Sen. Elizabeth Warren is planning a significant expansion of her presidential campaign, airing more ads and beefing up her staffing, a move that comes as the Massachusetts Democrat hopes to build on momentum that has placed her at or near the top of a growing number of polls.

Heading into the fall, Warren said she plans to roll out an “eight-figure” ad push in early primary states and to build on organizing efforts in later-voting states like Minnesota, Maine and California, according to an email sent to supporters Tuesday morning.

Warren — whose largest campaign expense so far has been staffing — will soon launch more than $10 million worth of digital and television ads in Iowa, New Hampshire, Nevada and South Carolina.
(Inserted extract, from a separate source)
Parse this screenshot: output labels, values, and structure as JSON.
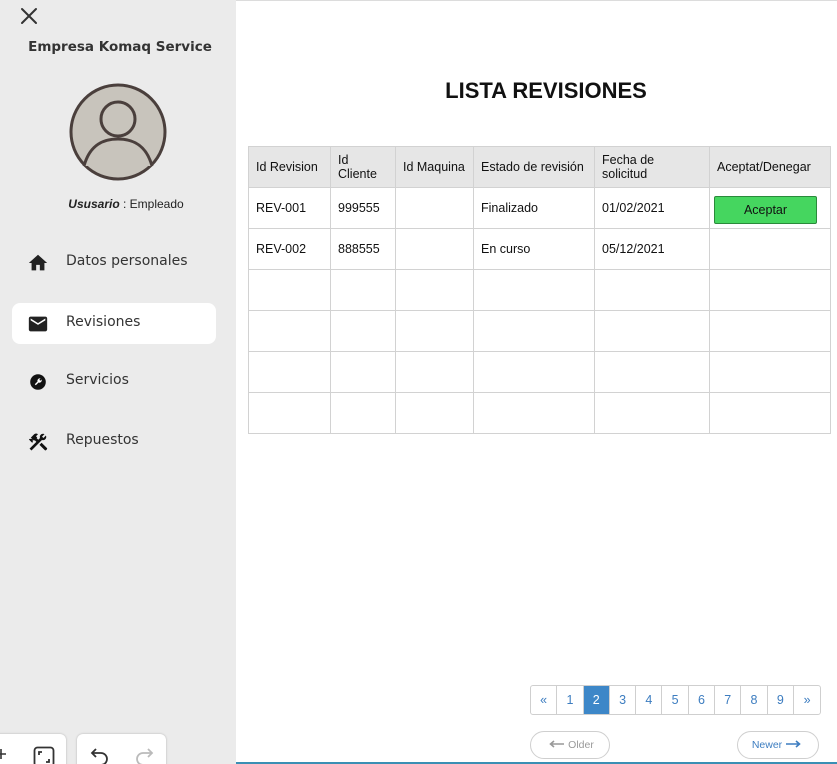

Those are the first four states to cast votes in the upcoming primary season, making it critical for any candidate to have a good showing there.

Warren’s campaign declined to specify the spending breakdown between digital and television ads, but said the focus would be on digital first, with airtime reserved for television ads over the next few months. The ads focus on a familiar theme from Warren’s core message: that she’s not afraid to take on government corruption.

“It will be more digital than old-school broadcast television, and we have built an in-house staff to produce videos and ads rather than adopt the consultant-driven approach of other campaigns,” campaign manager Roger Lau said in the Tuesday email.

The foray into television advertising marks a shift for Warren, who eschewed TV ads in her 2018 reelection bid for the Senate. It reflects the challenge of running a nationwide presidential campaign, rather than focusing on a single state where the candidate is already well-known.

The announcement comes as Warren is moving toward the top of polls in Iowa and New Hampshire, though the race remains fluid. But her campaign is also seeking to show it’s building strength in states that are not in the first wave of primaries and caucuses.

State directors and organizers will be hired in places like Minnesota, Texas and Florida, the memo said, adding that the moves were designed in part to help Democrats win downballot races.

“We’re putting boots on the ground in places like Michigan and Minnesota, which will help flip state legislatures to Democratic control,” Lau wrote. “And we’re continuing to build the future of our party by investing in states like Texas and Florida.”

Warren has recently gained momentum in the packed Democratic primary field. Last week, she addressed her largest crowd yet — about 20,000 in Manhattan’s Washington Square Park — in a speech that hailed the political power of female-led organizing.

Last week, a poll from the Des Moines Register, CNN and Mediacom showed Warren about even with former vice president Joe Biden in Iowa, while a Monmouth University poll released Tuesday showed she had made significant gains in New Hampshire since May.

Annie Linskey contributed to this report.